Extracted material:
:::
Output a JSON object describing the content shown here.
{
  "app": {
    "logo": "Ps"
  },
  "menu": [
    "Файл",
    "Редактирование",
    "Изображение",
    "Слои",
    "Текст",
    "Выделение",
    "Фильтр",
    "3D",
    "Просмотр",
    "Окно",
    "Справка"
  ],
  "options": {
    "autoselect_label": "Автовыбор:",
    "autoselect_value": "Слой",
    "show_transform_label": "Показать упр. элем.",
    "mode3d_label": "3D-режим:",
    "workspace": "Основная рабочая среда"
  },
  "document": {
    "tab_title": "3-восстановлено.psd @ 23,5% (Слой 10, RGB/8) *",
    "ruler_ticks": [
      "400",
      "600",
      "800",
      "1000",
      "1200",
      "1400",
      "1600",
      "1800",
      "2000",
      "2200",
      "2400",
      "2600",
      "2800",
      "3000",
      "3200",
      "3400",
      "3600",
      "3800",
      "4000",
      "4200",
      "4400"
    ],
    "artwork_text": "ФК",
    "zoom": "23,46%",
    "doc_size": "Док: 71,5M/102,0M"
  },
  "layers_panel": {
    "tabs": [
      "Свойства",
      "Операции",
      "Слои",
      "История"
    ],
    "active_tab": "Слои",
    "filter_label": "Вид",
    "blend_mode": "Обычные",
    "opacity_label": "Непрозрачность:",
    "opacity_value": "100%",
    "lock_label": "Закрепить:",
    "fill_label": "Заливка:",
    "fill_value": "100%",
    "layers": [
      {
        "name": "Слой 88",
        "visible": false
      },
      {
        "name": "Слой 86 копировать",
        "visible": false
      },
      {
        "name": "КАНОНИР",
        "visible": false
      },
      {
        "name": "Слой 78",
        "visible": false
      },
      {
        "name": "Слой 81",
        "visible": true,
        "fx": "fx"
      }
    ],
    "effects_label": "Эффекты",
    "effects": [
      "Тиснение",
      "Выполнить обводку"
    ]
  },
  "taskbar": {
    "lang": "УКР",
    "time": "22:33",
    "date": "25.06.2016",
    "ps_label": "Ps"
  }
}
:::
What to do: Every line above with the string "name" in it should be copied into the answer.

Result of the exercise:
        "name": "Слой 88",
        "name": "Слой 86 копировать",
        "name": "КАНОНИР",
        "name": "Слой 78",
        "name": "Слой 81",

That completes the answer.